The first clinical trial ever examining the role of omega-3 fish oils on skin immunity, has been published by University of Manchester. In the test, 79 healthy volunteers took a 4g dose of omega-3s from oily fish and then were exposed to 8, 15 or 30 minutes of summer midday in Manchester, or using a light machine. Other patients took a placebo before using the light machine.
Immunosuppression was 50% lower in people who took the omega-3 supplement and were exposed to 8 or 15 minutes of sun. There were no differences in those who faced 30 minutes of sun. The findings have been published in The American Journal of Clinical Nutrition.
"There has been research in this area carried out on mice in the past but this is the first time that there has been a clinical trial directly in people," said Professor Lesley Rhodes. "It has taken a number of years to get to this stage and the findings are very exciting. "This study adds to the evidence that omega-3 is a potential nutrient to protect against skin cancer. Although the changes we found when someone took the oil were small, they suggest that a continuous low level of chemoprevention from taking omega-3 could reduce the risk of skin cancer over an individual's lifetime."
Rhodes stressed that the omega-3 was not a substitute for sunscreen and physical protection, and that omega-3 should be regarded as an additional small measure to help protect skin from sun damage.
Around 100,000 cases of non-melanoma skin cancer were diagnosed in the UK in 2010, making it an extremely common cancer.

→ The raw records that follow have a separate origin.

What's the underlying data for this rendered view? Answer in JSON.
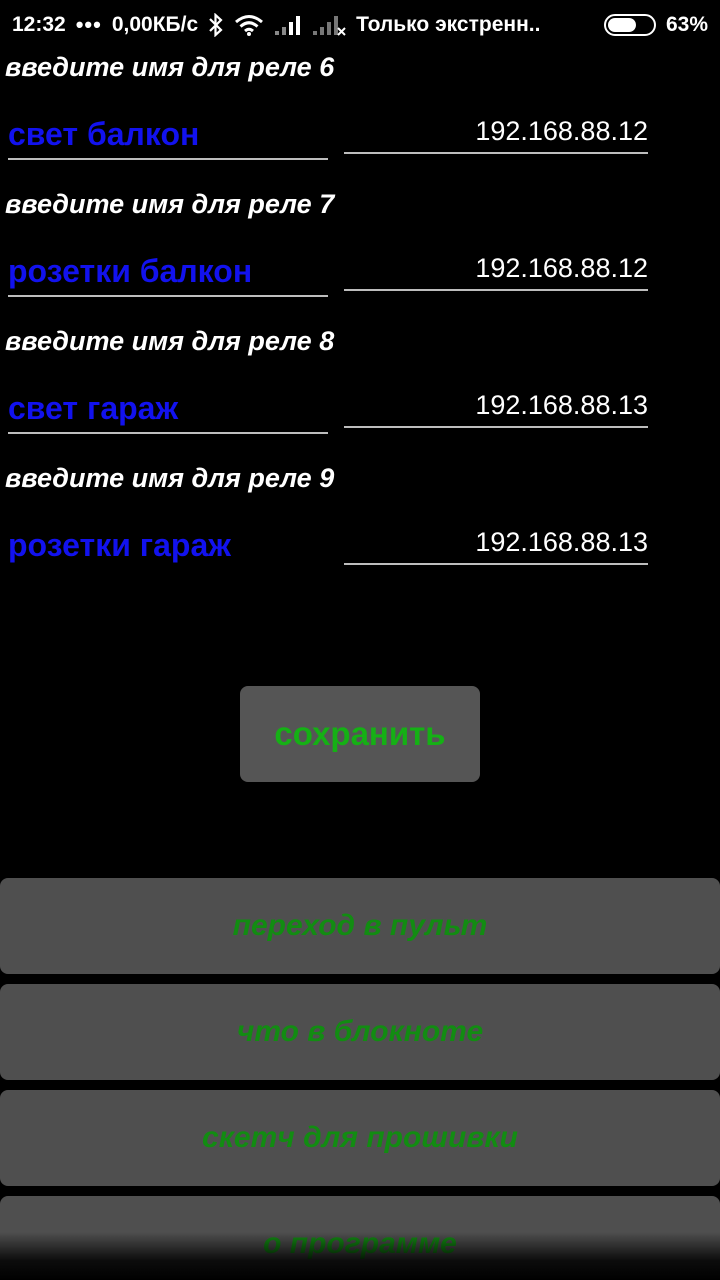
{
  "status_bar": {
    "time": "12:32",
    "dots": "•••",
    "speed": "0,00КБ/с",
    "carrier": "Только экстренн..",
    "battery": "63%",
    "battery_level": 0.63
  },
  "relays": [
    {
      "label": "введите имя для реле 6",
      "name": "свет балкон",
      "ip": "192.168.88.12"
    },
    {
      "label": "введите имя для реле 7",
      "name": "розетки балкон",
      "ip": "192.168.88.12"
    },
    {
      "label": "введите имя для реле 8",
      "name": "свет гараж",
      "ip": "192.168.88.13"
    },
    {
      "label": "введите имя для реле 9",
      "name": "розетки гараж",
      "ip": "192.168.88.13"
    }
  ],
  "save_button": "сохранить",
  "nav_buttons": [
    "переход в пульт",
    "что в блокноте",
    "скетч для прошивки",
    "о программе"
  ],
  "colors": {
    "background": "#000000",
    "relay_name": "#1212ee",
    "save_text": "#15b015",
    "nav_text": "#128c12",
    "button_bg": "#4f4f4f"
  }
}
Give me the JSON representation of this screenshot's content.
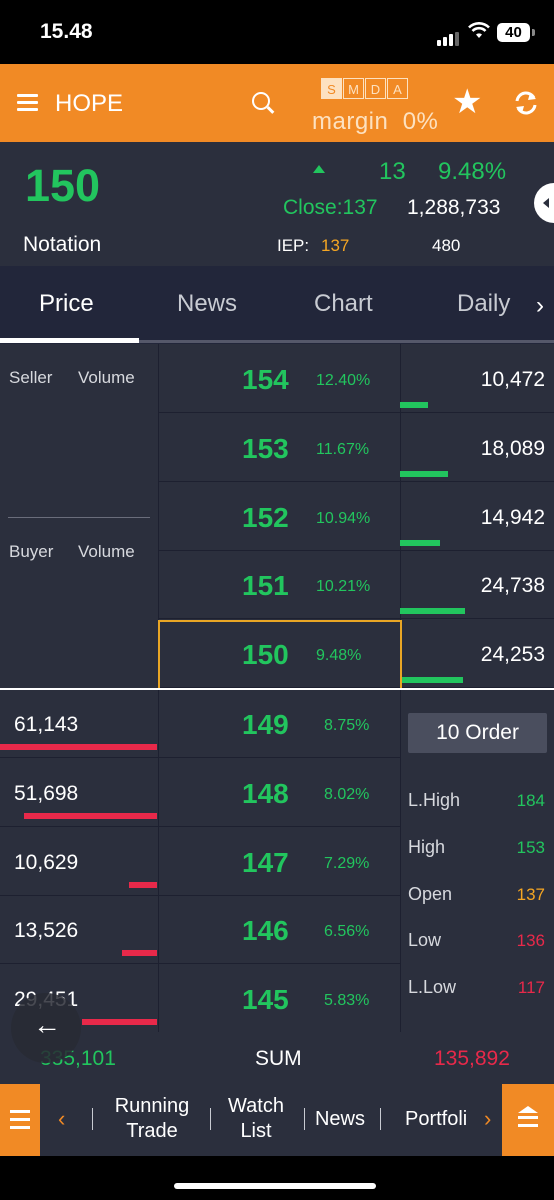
{
  "status_bar": {
    "time": "15.48",
    "battery": "40"
  },
  "header": {
    "title": "HOPE",
    "modes": [
      "S",
      "M",
      "D",
      "A"
    ],
    "margin_label": "margin",
    "margin_value": "0%"
  },
  "quote": {
    "price": "150",
    "notation_label": "Notation",
    "change": "13",
    "change_pct": "9.48%",
    "close_label": "Close:",
    "close_value": "137",
    "volume": "1,288,733",
    "iep_label": "IEP:",
    "iep_value": "137",
    "iep_volume": "480"
  },
  "tabs": [
    "Price",
    "News",
    "Chart",
    "Daily"
  ],
  "orderbook": {
    "seller_label": "Seller",
    "buyer_label": "Buyer",
    "volume_label": "Volume",
    "asks": [
      {
        "price": "154",
        "pct": "12.40%",
        "volume": "10,472",
        "bar": 0.18
      },
      {
        "price": "153",
        "pct": "11.67%",
        "volume": "18,089",
        "bar": 0.31
      },
      {
        "price": "152",
        "pct": "10.94%",
        "volume": "14,942",
        "bar": 0.26
      },
      {
        "price": "151",
        "pct": "10.21%",
        "volume": "24,738",
        "bar": 0.42
      },
      {
        "price": "150",
        "pct": "9.48%",
        "volume": "24,253",
        "bar": 0.41
      }
    ],
    "bids": [
      {
        "price": "149",
        "pct": "8.75%",
        "volume": "61,143",
        "bar": 1.0
      },
      {
        "price": "148",
        "pct": "8.02%",
        "volume": "51,698",
        "bar": 0.85
      },
      {
        "price": "147",
        "pct": "7.29%",
        "volume": "10,629",
        "bar": 0.18
      },
      {
        "price": "146",
        "pct": "6.56%",
        "volume": "13,526",
        "bar": 0.22
      },
      {
        "price": "145",
        "pct": "5.83%",
        "volume": "29,451",
        "bar": 0.48
      }
    ],
    "order_button": "10 Order",
    "stats": [
      {
        "label": "L.High",
        "value": "184",
        "color": "#22c55e"
      },
      {
        "label": "High",
        "value": "153",
        "color": "#22c55e"
      },
      {
        "label": "Open",
        "value": "137",
        "color": "#f5a623"
      },
      {
        "label": "Low",
        "value": "136",
        "color": "#e8294a"
      },
      {
        "label": "L.Low",
        "value": "117",
        "color": "#e8294a"
      }
    ],
    "sum_buy": "335,101",
    "sum_label": "SUM",
    "sum_sell": "135,892"
  },
  "bottom_nav": {
    "items": [
      "Running Trade",
      "Watch List",
      "News",
      "Portfoli"
    ]
  },
  "colors": {
    "accent": "#f18a25",
    "up": "#22c55e",
    "down": "#e8294a"
  }
}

Skin cancer itself is one of the fastest-growing types of cancer.